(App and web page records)
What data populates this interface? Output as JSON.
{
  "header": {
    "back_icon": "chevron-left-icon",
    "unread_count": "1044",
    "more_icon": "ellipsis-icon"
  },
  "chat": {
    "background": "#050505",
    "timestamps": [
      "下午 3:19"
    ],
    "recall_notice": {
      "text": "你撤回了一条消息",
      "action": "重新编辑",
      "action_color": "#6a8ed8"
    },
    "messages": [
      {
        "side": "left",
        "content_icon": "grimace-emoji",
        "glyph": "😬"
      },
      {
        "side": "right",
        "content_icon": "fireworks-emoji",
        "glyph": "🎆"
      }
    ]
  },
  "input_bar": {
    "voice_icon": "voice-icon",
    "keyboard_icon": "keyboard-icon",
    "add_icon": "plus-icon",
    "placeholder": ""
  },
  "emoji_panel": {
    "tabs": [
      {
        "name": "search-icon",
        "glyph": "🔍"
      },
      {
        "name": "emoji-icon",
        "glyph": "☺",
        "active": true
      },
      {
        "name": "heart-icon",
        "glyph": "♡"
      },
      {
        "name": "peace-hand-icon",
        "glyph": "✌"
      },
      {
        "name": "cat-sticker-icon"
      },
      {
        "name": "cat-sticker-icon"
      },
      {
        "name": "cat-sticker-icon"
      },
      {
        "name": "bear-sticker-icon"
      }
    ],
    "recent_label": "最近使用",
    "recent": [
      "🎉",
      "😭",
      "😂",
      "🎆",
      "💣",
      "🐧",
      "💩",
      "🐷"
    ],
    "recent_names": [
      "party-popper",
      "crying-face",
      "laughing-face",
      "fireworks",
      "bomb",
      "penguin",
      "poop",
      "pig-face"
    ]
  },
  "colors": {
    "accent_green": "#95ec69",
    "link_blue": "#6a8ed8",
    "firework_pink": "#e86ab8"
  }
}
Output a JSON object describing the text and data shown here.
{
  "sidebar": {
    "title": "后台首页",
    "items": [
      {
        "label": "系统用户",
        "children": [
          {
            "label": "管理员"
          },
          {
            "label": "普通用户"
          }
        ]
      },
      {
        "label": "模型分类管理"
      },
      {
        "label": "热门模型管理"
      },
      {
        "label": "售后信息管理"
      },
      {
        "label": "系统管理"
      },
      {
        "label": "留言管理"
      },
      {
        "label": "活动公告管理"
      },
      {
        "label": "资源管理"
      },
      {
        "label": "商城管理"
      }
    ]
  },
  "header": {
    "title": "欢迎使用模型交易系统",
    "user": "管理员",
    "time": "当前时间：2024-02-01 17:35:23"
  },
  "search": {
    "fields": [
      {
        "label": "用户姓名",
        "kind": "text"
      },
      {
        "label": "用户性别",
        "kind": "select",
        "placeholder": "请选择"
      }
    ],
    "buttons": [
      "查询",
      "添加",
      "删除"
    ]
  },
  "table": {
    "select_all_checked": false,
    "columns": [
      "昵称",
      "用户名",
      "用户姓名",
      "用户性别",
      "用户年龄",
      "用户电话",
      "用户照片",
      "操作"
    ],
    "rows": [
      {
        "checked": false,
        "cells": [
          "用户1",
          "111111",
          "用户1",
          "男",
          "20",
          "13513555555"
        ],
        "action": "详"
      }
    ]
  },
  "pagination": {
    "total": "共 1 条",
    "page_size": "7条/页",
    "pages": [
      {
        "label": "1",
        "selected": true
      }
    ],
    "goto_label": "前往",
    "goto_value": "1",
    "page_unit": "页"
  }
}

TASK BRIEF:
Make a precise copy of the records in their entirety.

SOLUTION FOR THIS PROBLEM:
What data populates this interface? Output as JSON.
{
  "header": {
    "back_icon": "chevron-left-icon",
    "unread_count": "1044",
    "more_icon": "ellipsis-icon"
  },
  "chat": {
    "background": "#050505",
    "timestamps": [
      "下午 3:19"
    ],
    "recall_notice": {
      "text": "你撤回了一条消息",
      "action": "重新编辑",
      "action_color": "#6a8ed8"
    },
    "messages": [
      {
        "side": "left",
        "content_icon": "grimace-emoji",
        "glyph": "😬"
      },
      {
        "side": "right",
        "content_icon": "fireworks-emoji",
        "glyph": "🎆"
      }
    ]
  },
  "input_bar": {
    "voice_icon": "voice-icon",
    "keyboard_icon": "keyboard-icon",
    "add_icon": "plus-icon",
    "placeholder": ""
  },
  "emoji_panel": {
    "tabs": [
      {
        "name": "search-icon",
        "glyph": "🔍"
      },
      {
        "name": "emoji-icon",
        "glyph": "☺",
        "active": true
      },
      {
        "name": "heart-icon",
        "glyph": "♡"
      },
      {
        "name": "peace-hand-icon",
        "glyph": "✌"
      },
      {
        "name": "cat-sticker-icon"
      },
      {
        "name": "cat-sticker-icon"
      },
      {
        "name": "cat-sticker-icon"
      },
      {
        "name": "bear-sticker-icon"
      }
    ],
    "recent_label": "最近使用",
    "recent": [
      "🎉",
      "😭",
      "😂",
      "🎆",
      "💣",
      "🐧",
      "💩",
      "🐷"
    ],
    "recent_names": [
      "party-popper",
      "crying-face",
      "laughing-face",
      "fireworks",
      "bomb",
      "penguin",
      "poop",
      "pig-face"
    ]
  },
  "colors": {
    "accent_green": "#95ec69",
    "link_blue": "#6a8ed8",
    "firework_pink": "#e86ab8"
  }
}
Output a JSON object describing the text and data shown here.
{
  "sidebar": {
    "title": "后台首页",
    "items": [
      {
        "label": "系统用户",
        "children": [
          {
            "label": "管理员"
          },
          {
            "label": "普通用户"
          }
        ]
      },
      {
        "label": "模型分类管理"
      },
      {
        "label": "热门模型管理"
      },
      {
        "label": "售后信息管理"
      },
      {
        "label": "系统管理"
      },
      {
        "label": "留言管理"
      },
      {
        "label": "活动公告管理"
      },
      {
        "label": "资源管理"
      },
      {
        "label": "商城管理"
      }
    ]
  },
  "header": {
    "title": "欢迎使用模型交易系统",
    "user": "管理员",
    "time": "当前时间：2024-02-01 17:35:23"
  },
  "search": {
    "fields": [
      {
        "label": "用户姓名",
        "kind": "text"
      },
      {
        "label": "用户性别",
        "kind": "select",
        "placeholder": "请选择"
      }
    ],
    "buttons": [
      "查询",
      "添加",
      "删除"
    ]
  },
  "table": {
    "select_all_checked": false,
    "columns": [
      "昵称",
      "用户名",
      "用户姓名",
      "用户性别",
      "用户年龄",
      "用户电话",
      "用户照片",
      "操作"
    ],
    "rows": [
      {
        "checked": false,
        "cells": [
          "用户1",
          "111111",
          "用户1",
          "男",
          "20",
          "13513555555"
        ],
        "action": "详"
      }
    ]
  },
  "pagination": {
    "total": "共 1 条",
    "page_size": "7条/页",
    "pages": [
      {
        "label": "1",
        "selected": true
      }
    ],
    "goto_label": "前往",
    "goto_value": "1",
    "page_unit": "页"
  }
}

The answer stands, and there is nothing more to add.